No, you would need to reframe the ceiling with timbers that are continuous and rated to bear the load of a ceiling, rather than simple rafter ties.
Timbers that are butted together like that are in tension - their job is to stop the roof from spreading outwards. Adding the weight of quite a significant amount of drywall underneath would make them sag potentially dangerously.
Here's a relevant example of U.S. building code:
Ceiling joists shall be continuous or securely joined where they meet over interior partitions and fastened to adjacent rafters in accordance with Tables 2308.10.4.1 and 2304.9.1 to provide a continuous rafter tie across the building where such joists are parallel to the rafters.

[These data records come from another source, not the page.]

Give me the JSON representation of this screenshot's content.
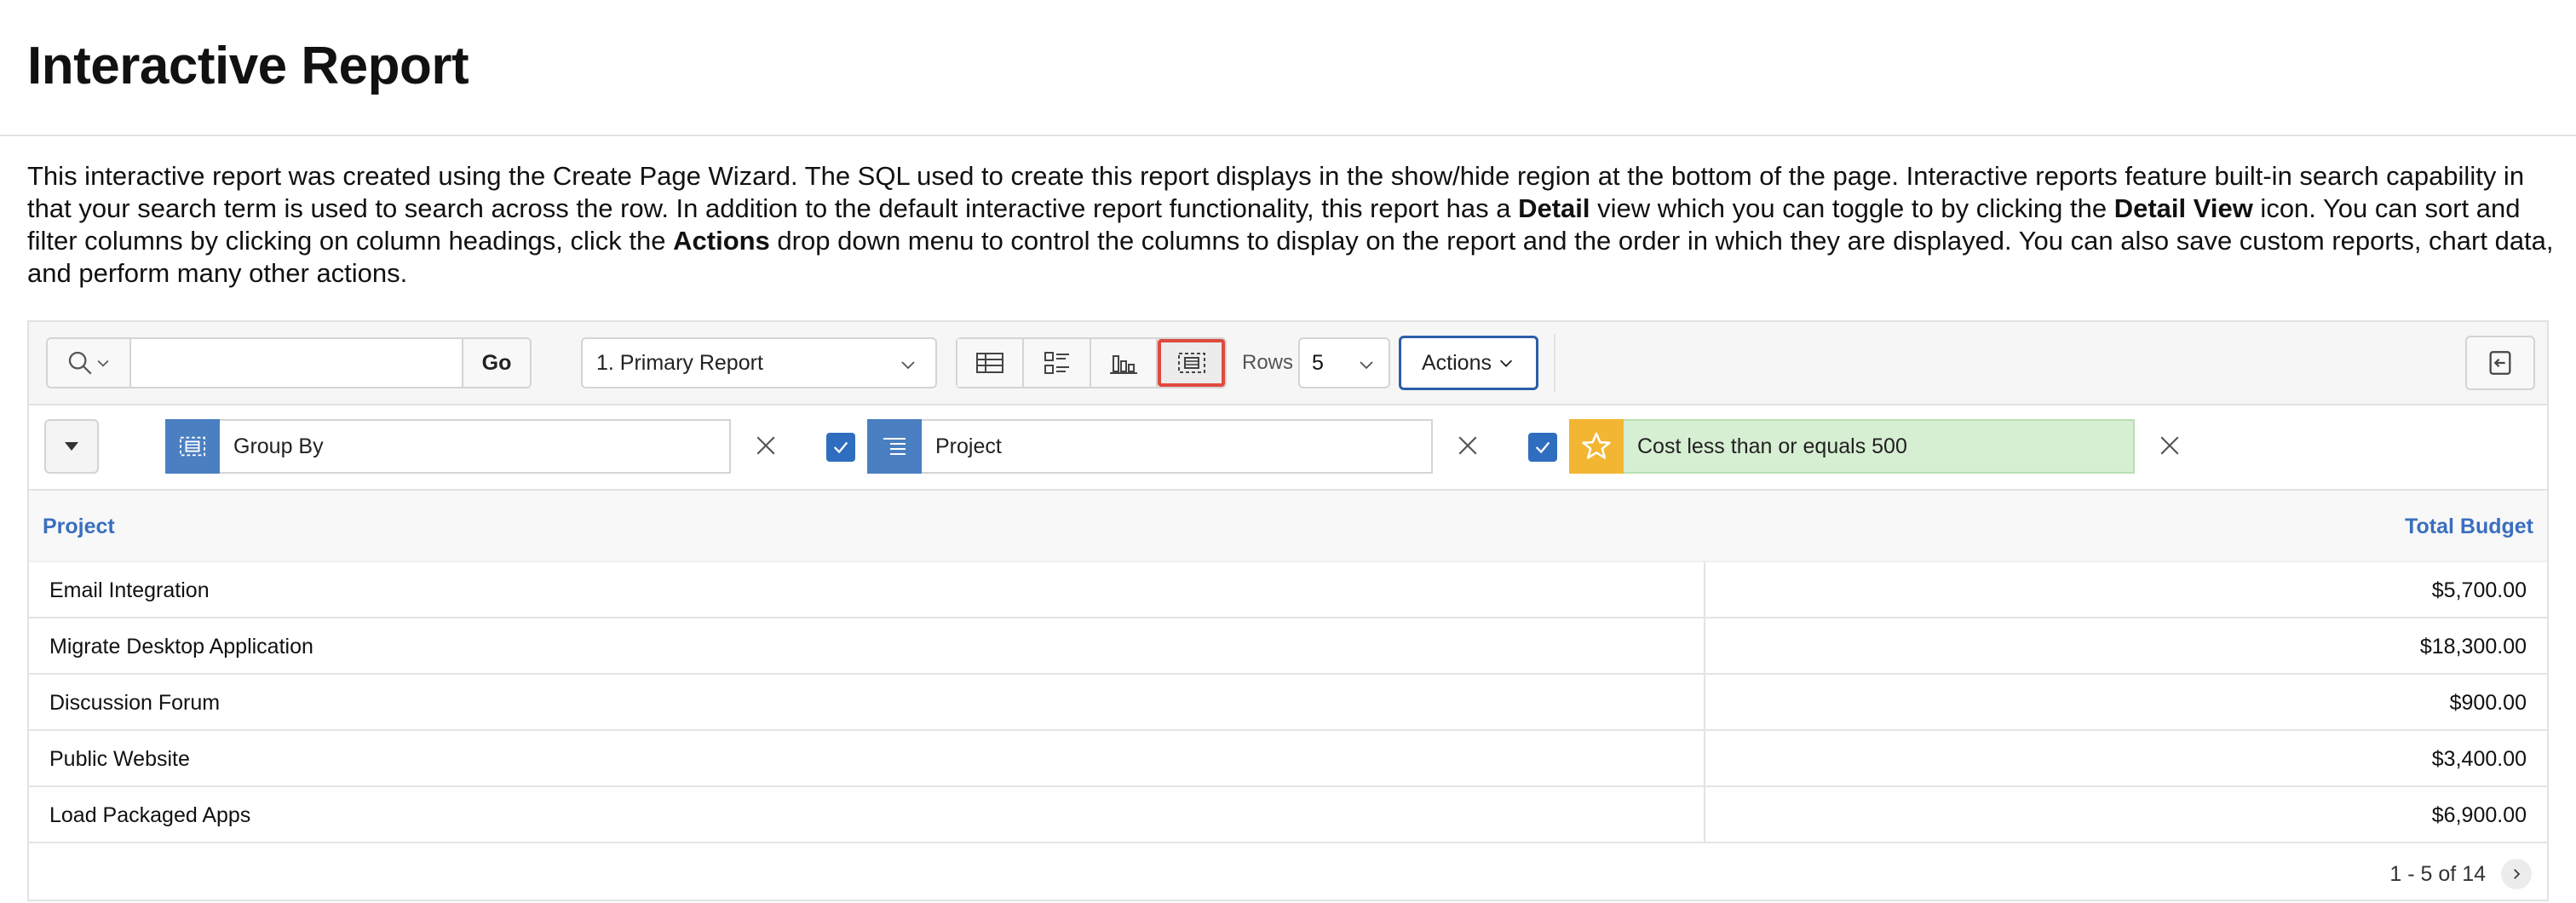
{
  "page": {
    "title": "Interactive Report"
  },
  "intro": {
    "s1": "This interactive report was created using the Create Page Wizard. The SQL used to create this report displays in the show/hide region at the bottom of the page. Interactive reports feature built-in search capability in that your search term is used to search across the row. In addition to the default interactive report functionality, this report has a ",
    "b1": "Detail",
    "s2": " view which you can toggle to by clicking the ",
    "b2": "Detail View",
    "s3": " icon. You can sort and filter columns by clicking on column headings, click the ",
    "b3": "Actions",
    "s4": " drop down menu to control the columns to display on the report and the order in which they are displayed. You can also save custom reports, chart data, and perform many other actions."
  },
  "toolbar": {
    "search_value": "",
    "go_label": "Go",
    "report_selected": "1. Primary Report",
    "rows_label": "Rows",
    "rows_value": "5",
    "actions_label": "Actions",
    "views": [
      "grid-view-icon",
      "detail-view-icon",
      "chart-view-icon",
      "group-by-view-icon"
    ],
    "active_view": "group-by-view-icon",
    "active_outline_color": "#e04a3f"
  },
  "filters": [
    {
      "type": "group-by",
      "label": "Group By",
      "icon": "group-by-icon",
      "color": "#4a7fc1",
      "checked": null
    },
    {
      "type": "group-by-column",
      "label": "Project",
      "icon": "align-right-icon",
      "color": "#4a7fc1",
      "checked": true
    },
    {
      "type": "highlight",
      "label": "Cost less than or equals 500",
      "icon": "star-icon",
      "color": "#f3b633",
      "highlight_bg": "#d6eed2",
      "checked": true
    }
  ],
  "table": {
    "columns": [
      "Project",
      "Total Budget"
    ],
    "rows": [
      {
        "project": "Email Integration",
        "budget": "$5,700.00"
      },
      {
        "project": "Migrate Desktop Application",
        "budget": "$18,300.00"
      },
      {
        "project": "Discussion Forum",
        "budget": "$900.00"
      },
      {
        "project": "Public Website",
        "budget": "$3,400.00"
      },
      {
        "project": "Load Packaged Apps",
        "budget": "$6,900.00"
      }
    ],
    "pagination": "1 - 5 of 14"
  }
}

Ceiling joists shall have a bearing surface of not less than 11/2 inches (38 mm) on the top plate at each end.
Because the secure join in this case is not over an interior partition, they are not to code as ceiling joists.
The walls also look like they might be too thin to support the weight of all the additional joisting and the ceiling itself too, although it's hard to tell that from the photos (they're probably fine, but do check).
Alternative ceiling options
As you shouldn't use those rafter ties as load bearers, here's some options for how the ceiling can potentially work instead:
Warm roofs have the insulation either above (ideal) or between the rafters. It's really (really) important that there is no air gap between the insulation and the outside roof deck, and that you control moisture with an effective continuous moisture barrier. This type of roof is beneficial here though as the weight is directed down through the walls, rather than on the rafter ties. This would mean you end up with an open roof space (i.e. your existing rafter ties would be visible).
A ceiling suspended from the rafters (not the rafter ties) would also direct its weight through the rafters and down the walls. Plenty of decorative options with these, but given their common usage in office buildings have a certain feel attached to them which isn't for everybody.
Use additional lightweight continuous joists (such as engineered I-joists) and only attach the ceiling to them if at all possible. Keeping the weight down, using metal or PVC ceiling boards would still allow for insulation above.